Collected data ::
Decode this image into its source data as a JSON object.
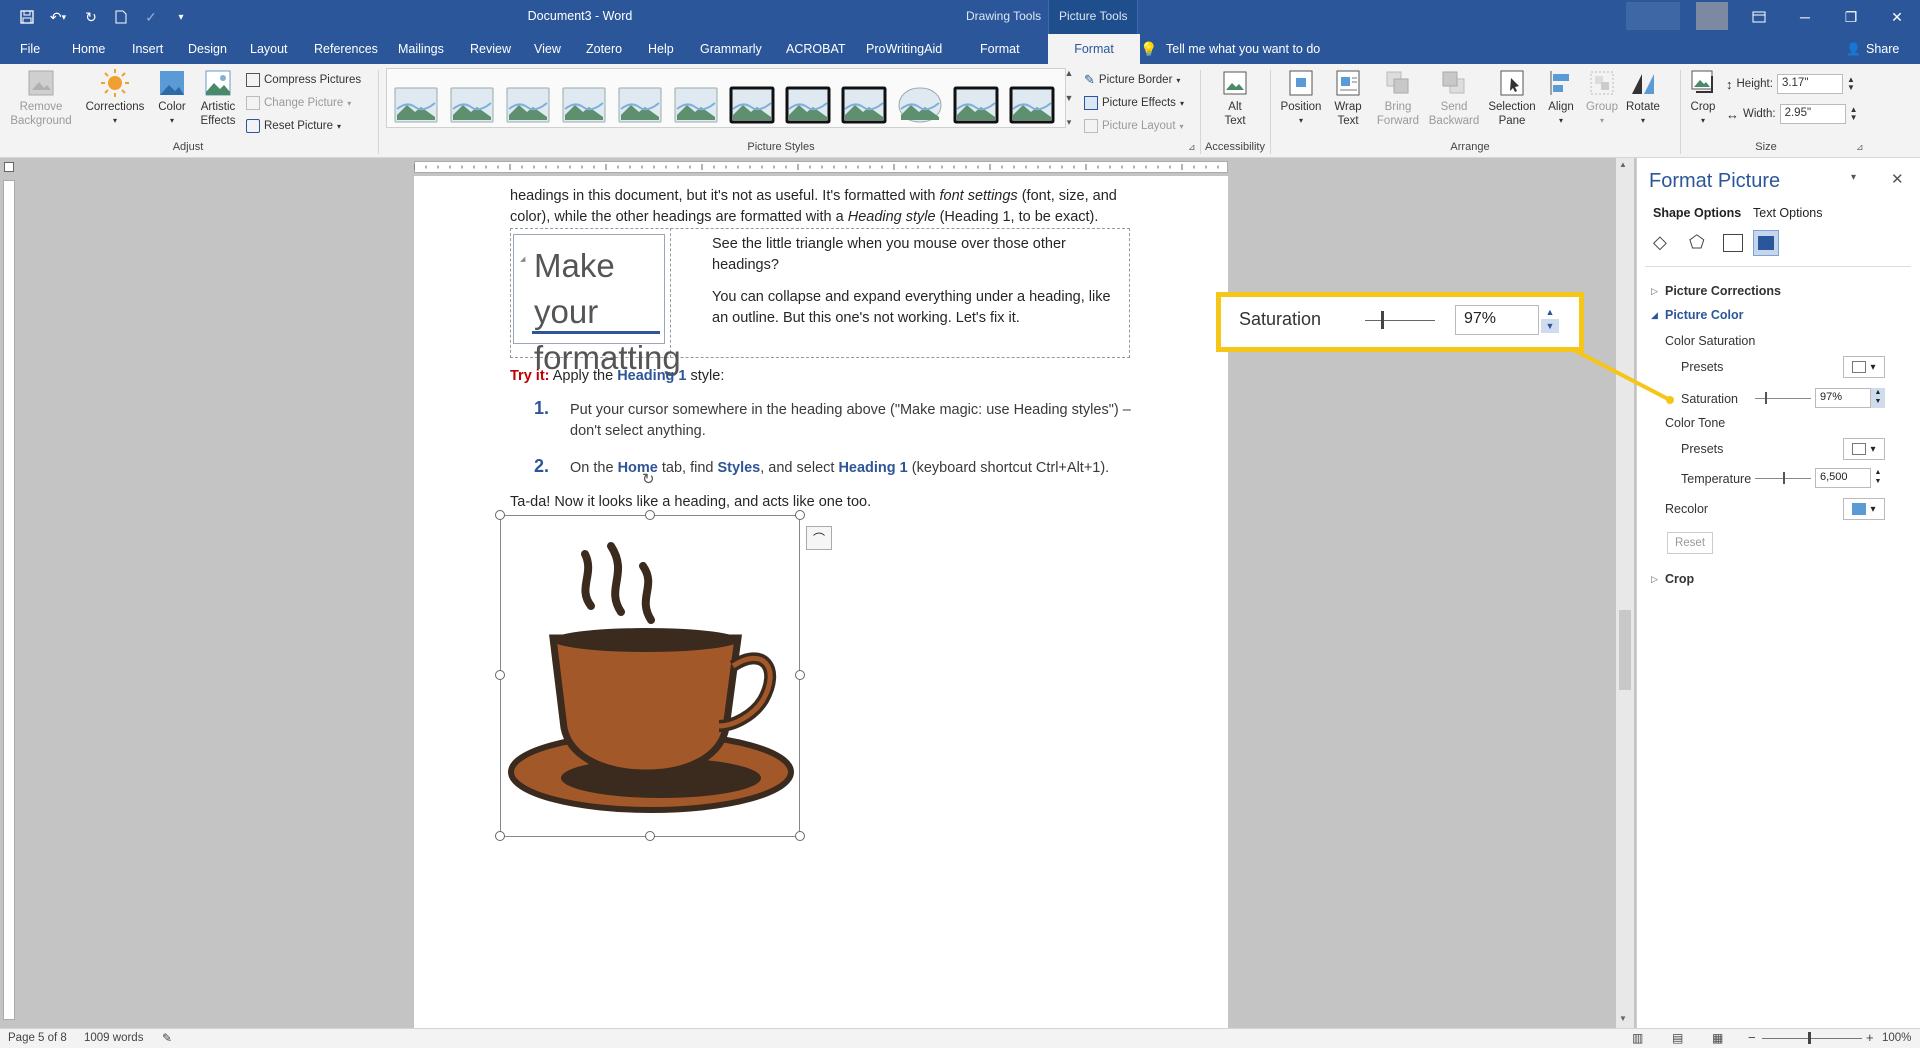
{
  "titlebar": {
    "doc_title": "Document3  -  Word",
    "ctx_drawing": "Drawing Tools",
    "ctx_picture": "Picture Tools"
  },
  "tabs": [
    "File",
    "Home",
    "Insert",
    "Design",
    "Layout",
    "References",
    "Mailings",
    "Review",
    "View",
    "Zotero",
    "Help",
    "Grammarly",
    "ACROBAT",
    "ProWritingAid",
    "Format",
    "Format"
  ],
  "tell_me": "Tell me what you want to do",
  "share": "Share",
  "ribbon": {
    "remove_bg": "Remove Background",
    "corrections": "Corrections",
    "color": "Color",
    "artistic": "Artistic Effects",
    "compress": "Compress Pictures",
    "change": "Change Picture",
    "reset": "Reset Picture",
    "adjust": "Adjust",
    "picture_styles": "Picture Styles",
    "border": "Picture Border",
    "effects": "Picture Effects",
    "layout": "Picture Layout",
    "alt_text": "Alt Text",
    "accessibility": "Accessibility",
    "position": "Position",
    "wrap": "Wrap Text",
    "bring": "Bring Forward",
    "send": "Send Backward",
    "selection": "Selection Pane",
    "align": "Align",
    "group": "Group",
    "rotate": "Rotate",
    "arrange": "Arrange",
    "crop": "Crop",
    "height_label": "Height:",
    "height_val": "3.17\"",
    "width_label": "Width:",
    "width_val": "2.95\"",
    "size": "Size"
  },
  "doc": {
    "p1a": "headings in this document, but it's not as useful. It's formatted with ",
    "p1b": "font settings",
    " p1c": "",
    "p1_line1": "headings in this document, but it's not as useful. It's formatted with font settings (font, size, and",
    "p1_line2": "color), while the other headings are formatted with a Heading style (Heading 1, to be exact).",
    "big1": "Make your",
    "big2": "formatting",
    "side1": "See the little triangle when you mouse over those other headings?",
    "side2": "You can collapse and expand everything under a heading, like an outline. But this one's not working. Let's fix it.",
    "try_label": "Try it:",
    "try_text1": " Apply the ",
    "try_h1": "Heading 1",
    "try_text2": " style:",
    "n1": "1.",
    "step1": "Put your cursor somewhere in the heading above (\"Make magic: use Heading styles\") – don't select anything.",
    "n2": "2.",
    "step2a": "On the ",
    "step2b": "Home",
    "step2c": " tab, find ",
    "step2d": "Styles",
    "step2e": ", and select ",
    "step2f": "Heading 1",
    "step2g": " (keyboard shortcut Ctrl+Alt+1).",
    "tada": "Ta-da! Now it looks like a heading, and acts like one too."
  },
  "pane": {
    "title": "Format Picture",
    "tab1": "Shape Options",
    "tab2": "Text Options",
    "corrections": "Picture Corrections",
    "picture_color": "Picture Color",
    "color_saturation": "Color Saturation",
    "presets": "Presets",
    "saturation": "Saturation",
    "saturation_val": "97%",
    "color_tone": "Color Tone",
    "presets2": "Presets",
    "temperature": "Temperature",
    "temperature_val": "6,500",
    "recolor": "Recolor",
    "reset": "Reset",
    "crop": "Crop"
  },
  "callout": {
    "label": "Saturation",
    "value": "97%"
  },
  "status": {
    "page": "Page 5 of 8",
    "words": "1009 words",
    "zoom": "100%"
  },
  "colors": {
    "word_blue": "#2b579a",
    "callout": "#f5c518",
    "heading_blue": "#2e5597",
    "try_red": "#c00000"
  }
}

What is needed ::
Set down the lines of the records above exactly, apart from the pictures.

Result of the exercise ::
Decode this image into its source data as a JSON object.
{
  "titlebar": {
    "doc_title": "Document3  -  Word",
    "ctx_drawing": "Drawing Tools",
    "ctx_picture": "Picture Tools"
  },
  "tabs": [
    "File",
    "Home",
    "Insert",
    "Design",
    "Layout",
    "References",
    "Mailings",
    "Review",
    "View",
    "Zotero",
    "Help",
    "Grammarly",
    "ACROBAT",
    "ProWritingAid",
    "Format",
    "Format"
  ],
  "tell_me": "Tell me what you want to do",
  "share": "Share",
  "ribbon": {
    "remove_bg": "Remove Background",
    "corrections": "Corrections",
    "color": "Color",
    "artistic": "Artistic Effects",
    "compress": "Compress Pictures",
    "change": "Change Picture",
    "reset": "Reset Picture",
    "adjust": "Adjust",
    "picture_styles": "Picture Styles",
    "border": "Picture Border",
    "effects": "Picture Effects",
    "layout": "Picture Layout",
    "alt_text": "Alt Text",
    "accessibility": "Accessibility",
    "position": "Position",
    "wrap": "Wrap Text",
    "bring": "Bring Forward",
    "send": "Send Backward",
    "selection": "Selection Pane",
    "align": "Align",
    "group": "Group",
    "rotate": "Rotate",
    "arrange": "Arrange",
    "crop": "Crop",
    "height_label": "Height:",
    "height_val": "3.17\"",
    "width_label": "Width:",
    "width_val": "2.95\"",
    "size": "Size"
  },
  "doc": {
    "p1a": "headings in this document, but it's not as useful. It's formatted with ",
    "p1b": "font settings",
    " p1c": "",
    "p1_line1": "headings in this document, but it's not as useful. It's formatted with font settings (font, size, and",
    "p1_line2": "color), while the other headings are formatted with a Heading style (Heading 1, to be exact).",
    "big1": "Make your",
    "big2": "formatting",
    "side1": "See the little triangle when you mouse over those other headings?",
    "side2": "You can collapse and expand everything under a heading, like an outline. But this one's not working. Let's fix it.",
    "try_label": "Try it:",
    "try_text1": " Apply the ",
    "try_h1": "Heading 1",
    "try_text2": " style:",
    "n1": "1.",
    "step1": "Put your cursor somewhere in the heading above (\"Make magic: use Heading styles\") – don't select anything.",
    "n2": "2.",
    "step2a": "On the ",
    "step2b": "Home",
    "step2c": " tab, find ",
    "step2d": "Styles",
    "step2e": ", and select ",
    "step2f": "Heading 1",
    "step2g": " (keyboard shortcut Ctrl+Alt+1).",
    "tada": "Ta-da! Now it looks like a heading, and acts like one too."
  },
  "pane": {
    "title": "Format Picture",
    "tab1": "Shape Options",
    "tab2": "Text Options",
    "corrections": "Picture Corrections",
    "picture_color": "Picture Color",
    "color_saturation": "Color Saturation",
    "presets": "Presets",
    "saturation": "Saturation",
    "saturation_val": "97%",
    "color_tone": "Color Tone",
    "presets2": "Presets",
    "temperature": "Temperature",
    "temperature_val": "6,500",
    "recolor": "Recolor",
    "reset": "Reset",
    "crop": "Crop"
  },
  "callout": {
    "label": "Saturation",
    "value": "97%"
  },
  "status": {
    "page": "Page 5 of 8",
    "words": "1009 words",
    "zoom": "100%"
  },
  "colors": {
    "word_blue": "#2b579a",
    "callout": "#f5c518",
    "heading_blue": "#2e5597",
    "try_red": "#c00000"
  }
}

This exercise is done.